It might surprise you to discover, that the most common job for American women today is a secretary, with 96.8% of all administrative assistant jobs held by females, according to a CNN report.This is the exact same as it was in 1950. 1950!!! In 1950, schools were segregated by race, and homosexuality was clinically diagnosed as a mental illness.

According to a recent survey published by the American Association of University Women (AAUW), white American women today make 77 cents for every dollar a man makes doing the same job. Furthermore, African American women make 64 cents and Latina & Hispanic women 54 cents to the dollar.

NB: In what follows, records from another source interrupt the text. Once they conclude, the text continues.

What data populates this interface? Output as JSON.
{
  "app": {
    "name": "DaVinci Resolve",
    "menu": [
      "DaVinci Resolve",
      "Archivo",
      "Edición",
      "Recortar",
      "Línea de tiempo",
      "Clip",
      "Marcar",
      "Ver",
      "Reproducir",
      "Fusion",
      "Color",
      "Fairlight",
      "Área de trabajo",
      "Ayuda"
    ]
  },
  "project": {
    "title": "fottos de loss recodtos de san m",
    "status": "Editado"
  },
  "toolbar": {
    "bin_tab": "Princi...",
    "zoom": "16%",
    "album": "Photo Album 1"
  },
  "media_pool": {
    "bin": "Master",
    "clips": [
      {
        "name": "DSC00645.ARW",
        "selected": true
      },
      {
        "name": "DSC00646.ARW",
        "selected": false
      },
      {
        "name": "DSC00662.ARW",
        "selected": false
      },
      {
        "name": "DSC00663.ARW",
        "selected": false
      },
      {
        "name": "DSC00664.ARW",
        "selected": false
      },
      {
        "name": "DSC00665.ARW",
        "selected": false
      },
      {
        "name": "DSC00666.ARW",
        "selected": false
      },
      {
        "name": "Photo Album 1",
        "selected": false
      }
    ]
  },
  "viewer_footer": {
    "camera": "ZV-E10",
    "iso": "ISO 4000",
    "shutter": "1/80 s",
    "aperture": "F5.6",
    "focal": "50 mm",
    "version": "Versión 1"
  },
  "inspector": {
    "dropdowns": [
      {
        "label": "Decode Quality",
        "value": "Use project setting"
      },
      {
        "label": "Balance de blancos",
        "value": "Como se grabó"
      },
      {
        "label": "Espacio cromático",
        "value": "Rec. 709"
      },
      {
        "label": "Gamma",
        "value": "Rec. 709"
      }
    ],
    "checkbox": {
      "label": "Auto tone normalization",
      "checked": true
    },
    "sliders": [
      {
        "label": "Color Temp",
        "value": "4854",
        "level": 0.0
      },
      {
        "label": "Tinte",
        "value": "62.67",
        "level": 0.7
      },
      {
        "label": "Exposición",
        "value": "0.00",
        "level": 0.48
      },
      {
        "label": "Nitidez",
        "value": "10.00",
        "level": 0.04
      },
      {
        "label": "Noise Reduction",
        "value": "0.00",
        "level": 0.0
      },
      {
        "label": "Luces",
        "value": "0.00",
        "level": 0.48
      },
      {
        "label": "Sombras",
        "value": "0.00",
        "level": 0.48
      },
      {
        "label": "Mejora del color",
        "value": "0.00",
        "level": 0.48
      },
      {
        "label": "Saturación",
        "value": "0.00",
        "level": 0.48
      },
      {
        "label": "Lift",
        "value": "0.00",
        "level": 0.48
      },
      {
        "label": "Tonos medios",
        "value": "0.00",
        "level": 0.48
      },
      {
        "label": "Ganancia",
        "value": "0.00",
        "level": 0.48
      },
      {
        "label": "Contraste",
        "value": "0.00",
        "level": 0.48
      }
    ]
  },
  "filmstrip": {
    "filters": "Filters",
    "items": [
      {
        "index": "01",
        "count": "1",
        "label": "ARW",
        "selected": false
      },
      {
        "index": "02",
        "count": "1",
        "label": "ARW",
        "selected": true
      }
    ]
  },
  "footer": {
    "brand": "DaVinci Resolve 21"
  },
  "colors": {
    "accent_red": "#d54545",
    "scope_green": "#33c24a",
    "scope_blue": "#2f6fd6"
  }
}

To further illustrate gender inequality in the workplace, a friend recently reminded me of the fairly typical question of, “What does your dad do?” Although it may seem like a simple icebreaker reserved for awkward first-dates or cocktail parties, the question exemplifies the way in which our brains subconsciously connect work and family identity with images of ironed suit-wearing (white) businessmen. What many people fail to realize, however, is that even in a world where we are taught at a young age that we can be “whatever we want” when we grow up, our society is structured in such a way that forces women to need to consistently prove themselves to the men in charge, and we want to be the exception to the existing patriarchal rule in a workforce dominated by guys. This same unfortunate system labels confident businesswomen as “bitchy” while their male counterparts are “assertive.”

When discussing feminism and the empowerment of women in the workforce, an argument is often made in which a woman refuses to call herself a feminist because she genuinely enjoys domestic work, has a passion for raising children and/or prefers living a more passive lifestyle. The major flaw in this argument is that by definition, feminism inherently supports each woman and her right to determine her future, whether it is as CEO of Microsoft or as the proud mother of three baby girls.

Throughout my life, I have had an array of aspiring occupations, beginning with “Pablo Picasso” at the age of seven and continuing on to my current aims of becoming a social justice activist/Netflix connoisseur/documentary photographer. I have been fortunate enough to have never once doubted myself, my intelligence or my future based solely on my gender. However, for thousands of young girls, I can assure you that this is not the case.

The girls who liked Tonka trucks, Legos or model planes for more than just a “tomboy phase,” face obstacles and barriers resulting from playground teasing that leads to extreme lacks of self-confidence in their adult lives.

As educated young women, we need to encourage our sisters and friends to pursue their passions and disassociate career from gender. It is very possible to redefine the workplace into one of equality, through education, encouragement and persistence, because each of us is worth the extra 23 cents.